### YOUR GOAL
Scan the records for the string "from" and copy every line that holds it.

### DATA FOR THIS TASK
----

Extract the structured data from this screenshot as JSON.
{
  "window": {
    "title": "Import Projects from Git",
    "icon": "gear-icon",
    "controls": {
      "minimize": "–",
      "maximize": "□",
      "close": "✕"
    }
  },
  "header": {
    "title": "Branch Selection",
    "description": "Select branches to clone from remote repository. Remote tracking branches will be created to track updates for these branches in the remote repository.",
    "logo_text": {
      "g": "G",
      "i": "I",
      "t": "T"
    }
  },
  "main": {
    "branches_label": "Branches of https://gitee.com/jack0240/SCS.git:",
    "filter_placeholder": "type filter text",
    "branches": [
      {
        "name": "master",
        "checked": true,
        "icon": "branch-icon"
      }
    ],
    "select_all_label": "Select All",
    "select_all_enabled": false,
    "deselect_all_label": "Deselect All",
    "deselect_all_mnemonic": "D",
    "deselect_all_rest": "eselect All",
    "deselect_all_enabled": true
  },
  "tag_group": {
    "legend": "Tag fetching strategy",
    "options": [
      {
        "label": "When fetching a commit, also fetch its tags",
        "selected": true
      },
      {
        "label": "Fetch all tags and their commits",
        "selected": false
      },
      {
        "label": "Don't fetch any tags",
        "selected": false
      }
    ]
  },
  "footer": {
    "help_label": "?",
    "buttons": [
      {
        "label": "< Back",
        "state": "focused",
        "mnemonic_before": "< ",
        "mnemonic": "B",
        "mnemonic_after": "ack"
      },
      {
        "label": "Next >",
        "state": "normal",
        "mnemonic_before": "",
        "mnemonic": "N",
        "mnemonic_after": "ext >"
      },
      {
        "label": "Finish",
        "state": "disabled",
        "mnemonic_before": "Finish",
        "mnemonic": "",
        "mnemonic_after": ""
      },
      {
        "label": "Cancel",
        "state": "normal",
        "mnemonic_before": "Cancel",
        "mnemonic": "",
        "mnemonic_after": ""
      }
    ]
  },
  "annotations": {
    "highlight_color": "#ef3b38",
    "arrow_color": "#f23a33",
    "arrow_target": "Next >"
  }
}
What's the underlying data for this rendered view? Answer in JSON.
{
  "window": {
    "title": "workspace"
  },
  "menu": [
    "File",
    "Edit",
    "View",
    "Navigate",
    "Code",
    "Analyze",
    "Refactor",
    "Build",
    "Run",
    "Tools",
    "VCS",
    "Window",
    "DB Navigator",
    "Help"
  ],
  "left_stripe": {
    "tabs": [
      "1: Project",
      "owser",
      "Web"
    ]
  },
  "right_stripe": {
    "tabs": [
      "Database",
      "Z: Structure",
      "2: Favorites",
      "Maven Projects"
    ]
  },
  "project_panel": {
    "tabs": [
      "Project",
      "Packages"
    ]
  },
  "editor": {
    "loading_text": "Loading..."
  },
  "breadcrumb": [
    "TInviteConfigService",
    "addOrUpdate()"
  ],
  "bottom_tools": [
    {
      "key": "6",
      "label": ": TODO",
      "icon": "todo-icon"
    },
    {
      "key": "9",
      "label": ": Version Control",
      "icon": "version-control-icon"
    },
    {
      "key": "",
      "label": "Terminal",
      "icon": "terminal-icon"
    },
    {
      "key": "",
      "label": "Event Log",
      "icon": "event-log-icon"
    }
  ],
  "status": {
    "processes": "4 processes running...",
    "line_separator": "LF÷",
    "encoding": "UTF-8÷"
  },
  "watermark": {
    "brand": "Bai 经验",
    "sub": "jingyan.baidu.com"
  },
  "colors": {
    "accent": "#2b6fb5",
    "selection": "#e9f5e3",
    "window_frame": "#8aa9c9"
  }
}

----

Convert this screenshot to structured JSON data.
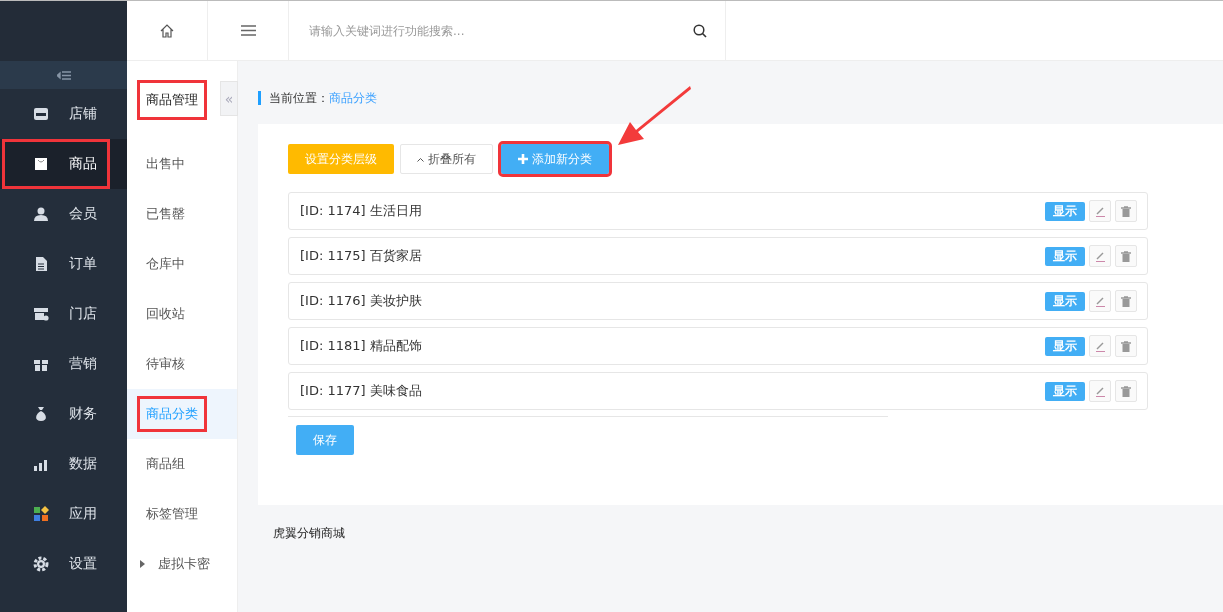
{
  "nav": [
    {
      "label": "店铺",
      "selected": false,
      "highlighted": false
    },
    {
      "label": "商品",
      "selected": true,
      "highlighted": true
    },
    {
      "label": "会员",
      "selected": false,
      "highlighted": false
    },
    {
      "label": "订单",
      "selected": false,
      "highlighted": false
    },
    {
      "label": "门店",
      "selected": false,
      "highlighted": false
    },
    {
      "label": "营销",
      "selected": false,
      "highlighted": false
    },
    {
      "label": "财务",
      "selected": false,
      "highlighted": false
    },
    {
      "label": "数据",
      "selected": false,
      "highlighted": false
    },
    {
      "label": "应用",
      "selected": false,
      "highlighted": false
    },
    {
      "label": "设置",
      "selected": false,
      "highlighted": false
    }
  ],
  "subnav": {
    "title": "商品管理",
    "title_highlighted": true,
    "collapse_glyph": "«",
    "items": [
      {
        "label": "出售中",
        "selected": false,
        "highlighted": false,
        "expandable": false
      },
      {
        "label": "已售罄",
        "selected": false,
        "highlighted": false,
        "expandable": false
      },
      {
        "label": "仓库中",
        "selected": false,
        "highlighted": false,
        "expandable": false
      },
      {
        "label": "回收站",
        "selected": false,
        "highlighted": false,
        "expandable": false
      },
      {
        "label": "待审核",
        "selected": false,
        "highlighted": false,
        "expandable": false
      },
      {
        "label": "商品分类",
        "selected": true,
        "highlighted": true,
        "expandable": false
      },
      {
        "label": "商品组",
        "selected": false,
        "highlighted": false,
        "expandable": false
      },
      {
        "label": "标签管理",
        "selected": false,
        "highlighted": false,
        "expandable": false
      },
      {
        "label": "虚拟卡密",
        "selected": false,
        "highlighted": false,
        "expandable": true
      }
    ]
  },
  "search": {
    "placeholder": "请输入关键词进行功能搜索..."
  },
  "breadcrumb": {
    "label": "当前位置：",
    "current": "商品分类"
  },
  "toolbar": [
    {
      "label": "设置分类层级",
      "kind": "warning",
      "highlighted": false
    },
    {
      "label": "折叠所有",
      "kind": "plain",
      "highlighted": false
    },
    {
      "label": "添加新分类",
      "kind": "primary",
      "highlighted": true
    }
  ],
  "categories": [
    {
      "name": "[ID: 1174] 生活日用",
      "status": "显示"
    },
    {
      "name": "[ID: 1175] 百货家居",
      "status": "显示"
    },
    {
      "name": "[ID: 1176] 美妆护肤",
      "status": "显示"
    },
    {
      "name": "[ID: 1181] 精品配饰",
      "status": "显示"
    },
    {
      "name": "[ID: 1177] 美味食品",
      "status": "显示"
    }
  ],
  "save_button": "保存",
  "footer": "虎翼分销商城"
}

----

### RESPONSE
Extract the structured data from this screenshot as JSON.
    "title": "Import Projects from Git",
    "description": "Select branches to clone from remote repository. Remote tracking branches will be created to track updates for these branches in the remote repository.",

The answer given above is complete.